Your Money and Your Day-to-Day Decisions

We started this article series talking about your money and your emotions. Our emotions have an effect on financial matters, whether we realize it or not. The everyday decisions we make also have an impact on long term success. Those decisions are made at the ice cream stand, the hardware store, the auto repair shop, and with many other things that don’t directly relate to investing.

Large vs Small Decisions

No one is blind to the fact that large purchases have a profound impact on financial plans. One of life’s little secrets, however, is this: our (seemingly) insignificant daily decisions play a bigger role in long term outcomes than most people realize. It’s not just about the dollars and cents. It’s about decision making habits, process and style. It’s about the landscape of your thinking.

You Write Your Own Rules

Your primary influence in money matters may have been your parents or other important people around you. You eventually form your own opinions and guidelines. Your guidelines aren’t set in stone and evolve through life’s experiences. The habit of buying your son’s ball team a weekly round of ice cream cones or buying drinks or dinner for the group of friends turns into a more general habit of painting outside the lines. New rules are formed without realizing it.

One of the best decisions you can make is to get an objective third party to help you write the financial rules you want to live by. Once the rules are established, it then becomes important to create a feedback loop for them to help you live by those rules. In the ebb and flow of life it’s very easy to lose sight of your established guidelines. A system of review keeps you on track. The good news is that people can adapt to a more disciplined approach when they understand the benefit they’ll enjoy in the long run. What starts out difficult can, in time, become very satisfying.

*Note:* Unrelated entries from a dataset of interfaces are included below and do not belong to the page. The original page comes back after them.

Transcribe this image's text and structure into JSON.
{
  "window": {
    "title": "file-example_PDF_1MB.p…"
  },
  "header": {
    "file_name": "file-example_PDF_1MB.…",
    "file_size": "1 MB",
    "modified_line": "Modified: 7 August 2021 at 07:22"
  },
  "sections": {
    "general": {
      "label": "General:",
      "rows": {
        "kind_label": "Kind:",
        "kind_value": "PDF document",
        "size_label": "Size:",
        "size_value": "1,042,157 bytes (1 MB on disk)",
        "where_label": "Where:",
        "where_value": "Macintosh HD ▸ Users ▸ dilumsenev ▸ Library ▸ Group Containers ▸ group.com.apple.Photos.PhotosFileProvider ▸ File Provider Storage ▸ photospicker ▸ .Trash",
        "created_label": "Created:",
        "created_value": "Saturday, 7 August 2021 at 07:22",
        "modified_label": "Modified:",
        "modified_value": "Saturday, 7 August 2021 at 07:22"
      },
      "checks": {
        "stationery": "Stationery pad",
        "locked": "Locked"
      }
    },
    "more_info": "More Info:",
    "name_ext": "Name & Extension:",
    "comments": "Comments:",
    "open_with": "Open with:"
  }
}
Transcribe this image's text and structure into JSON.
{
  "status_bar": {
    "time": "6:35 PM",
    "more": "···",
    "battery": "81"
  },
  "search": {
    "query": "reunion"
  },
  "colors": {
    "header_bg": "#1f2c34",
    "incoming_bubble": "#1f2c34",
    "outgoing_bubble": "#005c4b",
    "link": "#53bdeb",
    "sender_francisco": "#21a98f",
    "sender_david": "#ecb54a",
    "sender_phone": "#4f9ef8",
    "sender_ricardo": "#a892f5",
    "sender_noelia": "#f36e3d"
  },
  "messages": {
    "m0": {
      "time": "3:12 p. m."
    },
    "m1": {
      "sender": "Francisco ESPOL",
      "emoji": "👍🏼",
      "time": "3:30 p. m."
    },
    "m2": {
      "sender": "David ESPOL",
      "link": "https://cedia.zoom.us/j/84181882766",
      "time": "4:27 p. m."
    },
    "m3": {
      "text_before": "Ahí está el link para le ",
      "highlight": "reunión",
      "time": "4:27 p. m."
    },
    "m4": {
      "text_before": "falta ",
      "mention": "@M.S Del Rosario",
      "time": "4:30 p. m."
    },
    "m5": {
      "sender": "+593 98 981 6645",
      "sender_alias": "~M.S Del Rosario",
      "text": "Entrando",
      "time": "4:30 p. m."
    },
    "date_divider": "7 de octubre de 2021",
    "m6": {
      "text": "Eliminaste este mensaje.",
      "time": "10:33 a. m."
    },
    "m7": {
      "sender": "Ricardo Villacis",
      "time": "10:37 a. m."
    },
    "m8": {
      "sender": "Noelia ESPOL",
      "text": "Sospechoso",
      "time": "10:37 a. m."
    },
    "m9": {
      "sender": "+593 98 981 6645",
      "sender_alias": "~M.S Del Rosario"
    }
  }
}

Living the Dream vs Living the Plan

A big mistake is made when people try to buy everything they think they can afford… right now. They fail to leave themselves enough financial margin to allow for changing conditions.

Here’s an example. A family buys a home at the top of their range of affordability. They’re thrilled with their new situation until a spouse loses their job. A poor economy means that the job loss is more than a temporary setback. The pressure mounts, as bills go unpaid. Their beautiful home is no longer a place of refuge, but a ball and chain. It goes without saying that nothing is being set aside for their future. The rest of the story gets very ugly.

What if that same family had a different, more conservative pattern of decision making? What if they bought a smaller home that still met their needs? The job loss would have been unfortunate, but the negative long term impact would be far less. They’re still able to get their cars repaired and keep up with basic home maintenance. Is their home everything they ever dreamed of? No. But they’re living the plan that will eventually lead to some of their dreams being fulfilled. Their story is generally happy.

The point is this: The buying decision for the home was influenced by the pattern of decision making created at the ice cream stand, while out with friends and at the hardware store.

Apply the Stress Test

The Krilogy team likes to apply the “stress test” with our clients and their financial plans. We take into account possible changes such as rates of inflation or expected growth, potential significant events (both foreign and domestic), such as the most recent Brexit scenario, and other factors that can seriously alter their portfolio. Those potential scenarios serve as guideposts for investment and lifestyle decisions.

The stress test should be applied to your day-to-day buying decisions, both large and small. Simply ask the question, “What if…?” What if a job is lost? What if a child gets seriously ill? What if a car conks out before its time? This isn’t about living in fear. It’s about making daily decisions in light of certain possibilities and leaving room for a few curve balls.

The Impact of Non-Decisions

One of my biggest challenges as an adviser has to do with the occasional situation where an individual fails to follow-through or make a decision. We create a framework and patterns of action to help our clients achieve their goals. We help them define the rules they want to live by. Every meeting ends with a recap, covering action items for our clients and for the Krilogy team. We take great pride in the day-to-day decisions we make as we manage their portfolio. Our team is accountable to do our part, but the best outcomes happen when our clients also do theirs, which we’re proud to say they often do.

We make great suggestions, but long term success partly depends on our clients’ follow-through. It might relate to finding documents necessary to refinance the home, providing detail on budget, or providing an insurance statement for review. The point relates to priorities. The best outcomes materialize when people make decisions and take action regarding other elements of their life.

Decisions about Time and Bandwidth

We’ve all been in situations when our internet connection was painfully slow. It might be at a coffee shop or the ball game, but when your demand for information exceeds the available bandwidth of the network, it’s frustrating.

Your life also has “bandwidth,” based on the choices you make related to your time. Your day, your week and your entire world easily get filled with activities related to work, play and other responsibilities. Failing to leave bandwidth or margin for important decisions will hurt you in the long run. On the other hand, your financial future will brighten when you pay attention to your day-to-day decisions and leave yourself the time and energy to follow through with things that matter.